Understanding Treatment Resistance In Ovarian Cancer
An international collaboration shows how ovarian cancer develops resistance to chemotherapy.
The largest complete DNA analysis of ovarian cancer, to date, has been published in Nature. The paper, ‘Whole–genome characterization of chemoresistant ovarian cancer’, gives a fascinating insight into how the disease builds resistance to chemotherapy.
The study was led by Professor David Bowtell from Melbourne’s Peter MacCallum Cancer Centre, in collaboration with several international institutes. 114 samples of high-grade serous ovarian carcinoma (HSC) were collected from 92 patients. These were taken following treatment (successful or unsuccessful), or immediately after death. Sequencing these samples, exposed some of the mechanisms responsible for the genetic changes, in these cancers, that may lead to resistance.
Speaking on the study, Professor Bowtell commented, “In two of the mechanisms, cancer cells find a way of restoring their ability to repair damaged DNA and thereby resist the effects of chemotherapy; in another, cancer cells “hijack” a genetic switch that enables them to pump chemotherapy drugs out of harm’s way.
“A further mechanism sees the molecular structure of the cancer tissue shift and reshape, such that sheets of scar tissue appear to block chemotherapy from reaching its target.”
“For decades clinicians around the world have watched HSCs shrink under attack from chemotherapy, before returning aggressively months or years later.
“By completely sequencing the cancers, sampled at different stages of disease, for the first time we can map their evolution under the selective pressure of chemotherapy and begin work on better interventions.”
Dr Ann-Marie Patch, from QIMR Berghofer Medical Genomics Group and formerly from IMB, says cutting-edge technology was crucial to this turning-point in the global fight against ovarian cancer.

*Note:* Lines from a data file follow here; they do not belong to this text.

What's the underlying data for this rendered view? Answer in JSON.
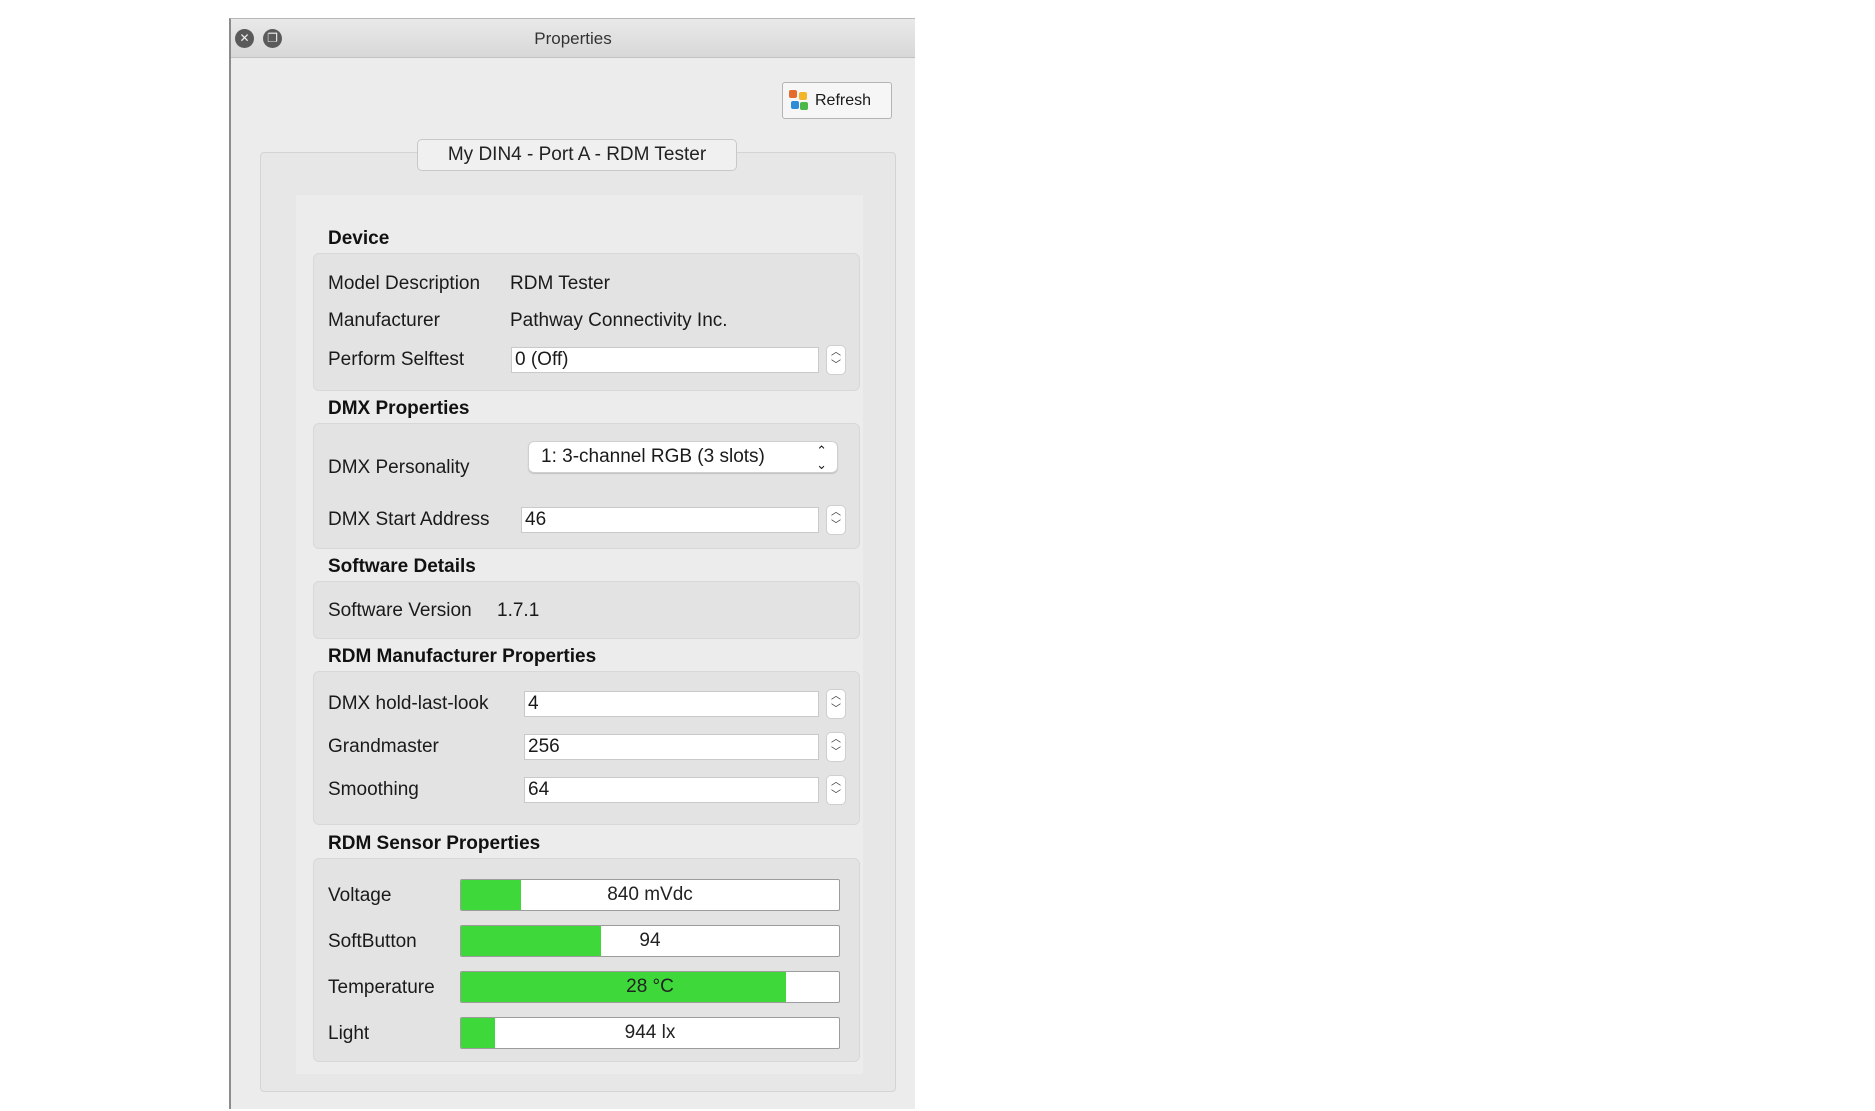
{
  "window": {
    "title": "Properties"
  },
  "toolbar": {
    "refresh_label": "Refresh"
  },
  "tab": {
    "title": "My DIN4 - Port A - RDM Tester"
  },
  "device": {
    "heading": "Device",
    "model_label": "Model Description",
    "model_value": "RDM Tester",
    "manufacturer_label": "Manufacturer",
    "manufacturer_value": "Pathway Connectivity Inc.",
    "selftest_label": "Perform Selftest",
    "selftest_value": "0 (Off)"
  },
  "dmx": {
    "heading": "DMX Properties",
    "personality_label": "DMX Personality",
    "personality_value": "1: 3-channel RGB (3 slots)",
    "start_label": "DMX Start Address",
    "start_value": "46"
  },
  "software": {
    "heading": "Software Details",
    "version_label": "Software Version",
    "version_value": "1.7.1"
  },
  "manufacturer_props": {
    "heading": "RDM Manufacturer Properties",
    "hold_label": "DMX hold-last-look",
    "hold_value": "4",
    "grandmaster_label": "Grandmaster",
    "grandmaster_value": "256",
    "smoothing_label": "Smoothing",
    "smoothing_value": "64"
  },
  "sensors": {
    "heading": "RDM Sensor Properties",
    "fill_color": "#3ed83a",
    "items": [
      {
        "label": "Voltage",
        "value": "840 mVdc",
        "level": 0.16
      },
      {
        "label": "SoftButton",
        "value": "94",
        "level": 0.37
      },
      {
        "label": "Temperature",
        "value": "28 °C",
        "level": 0.86
      },
      {
        "label": "Light",
        "value": "944 lx",
        "level": 0.09
      }
    ]
  },
  "icons": {
    "close": "close-icon",
    "restore": "restore-icon",
    "refresh": "refresh-icon"
  }
}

“By using the latest sequencing techniques we have been able to find scars from breaks in the DNA that have helped us better define the genes involved in allowing tumours to grow.
“The research team is incredibly appreciative of the many women who allowed their samples to be collected so that we can find out what happens to the cancer cells after treatment and will allow us to work towards better treatments for women in the future.”
Participants in the study were patients at the Peter MacCallum Cancer Centre and Westmead Hospital in Australia; Hammersmith Hospital at Imperial College London; and The University of Chicago.